Key documents for the National Action Alliance for Suicide Prevention Crisis Services Task Force are found below.
The Background Materials
“Models are a dime a dozen, but you have to have one,” the saying goes. In 2010, the Milbank Memorial Fund published the landmark “Evolving Models of Behavioral Health Integration in Primary Care,” which included a continuum from “minimal” to “close fully integrated” that would establish the gold standard for effective planned care models and change the views of acceptable community partnership and collaboration.
Prior to this, coordination among behavioral health and primary care providers had frequently been minimal or non-existent and it would have been easy to accept any improvement as praiseworthy.
In fact, the Milbank report portrayed close agency-to-agency collaboration (evidenced by personal relationships of leaders, MOUs, shared protocols, etc.) at the lowest levels of the continuum and insufficient. They described these community partnerships and their coordination as minimal or basic, citing only sporadic or periodic communication and inconsistent strategies for care management and coordination. They called for frame-breaking change to the existing systems of care, and their report continues to reverberate throughout the implementation of integrated care.
The Crisis Services Task Force has similarly modified the Milbank collaboration continuum (original citation Doherty, 1995) for the purposes of raising the bar in crisis system community coordination and collaboration (see table below).
The highest level 5 “Close and Fully Integrated” system should include the following:
- Intensive Service Referral Tracking with Warm Hand-off Accountability
- Electronic Crisis Bed Inventory Coordination
- 24/7 Community Based Mobile Crisis and Integrated Dispatch
- 24/7 Outpatient Behavioral Health Scheduling Capacity
- Online Outcomes Dashboard Demonstrating Effectiveness
- Introduction: Rationale for the Task Force
- Chapter One. Now is the time: the case for crisis care as a core element of health care transformation.
- Chapter Two. Peers, Recovery and Trauma-Informed Care
- Chapter Three. “Air Traffic Control” (including the Milbank adapted model)
- Chapter Four.

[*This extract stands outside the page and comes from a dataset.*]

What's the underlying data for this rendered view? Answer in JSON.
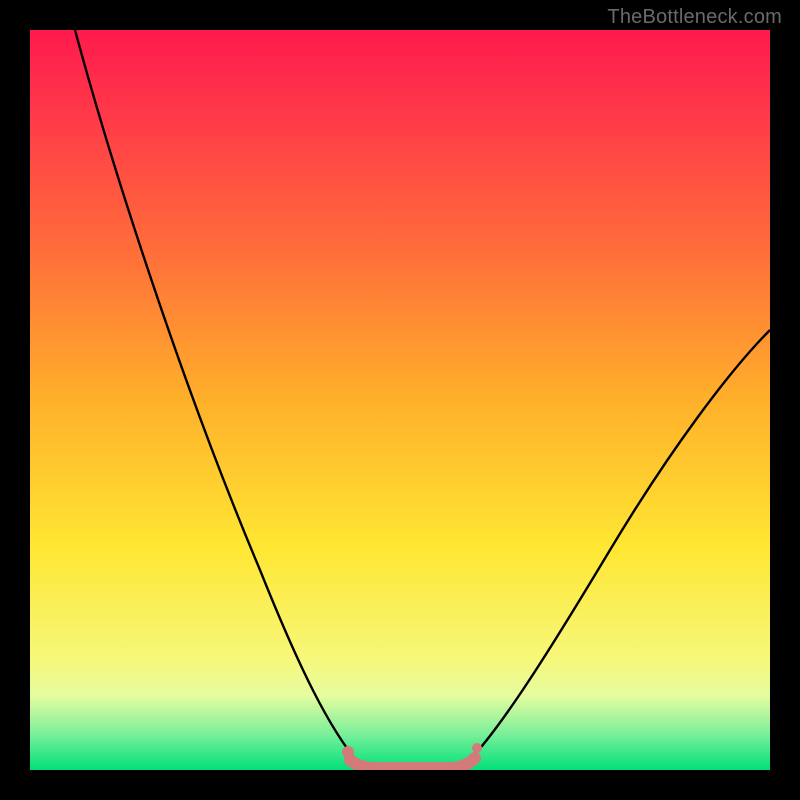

Integration with First Responders
- Chapter Five. Community-based Mobile Crisis (including a full-continuum of crisis services)
- Chapter Six. Safety/Security for Individuals, Family and Staff
- Chapter Seven. Financing and ROI in the Pay for Value Era
- Chapter Eight. Summary and Call to Action
- Addendum: Crisis Services Time-Line
Topic 1: Peers & Recovery – Living Rooms, peers and new models for crisis alternatives (Steve Miccio) and trauma informed care (Cheryl Sharp)
Topic 2: Air Traffic Control – Senator Creigh Deeds story, the Air Traffic Control metaphor, the Milbank continuum adaptation (David Covington) and the Georgia Department of Behavioral Health and Disabilities Georgia Crisis and Access Line electronic suite (Wendy Schneider)
Topic 3: Being Indispensable to First Responders – Harris County (Barbara Dawson & Jennifer Battle) and CIT International (Nick Margiotta)
Topic 4: Community-based Mobile Crisis – Centerstone (Becky Stoll) and Behavioral Health Response (Bart Andrews)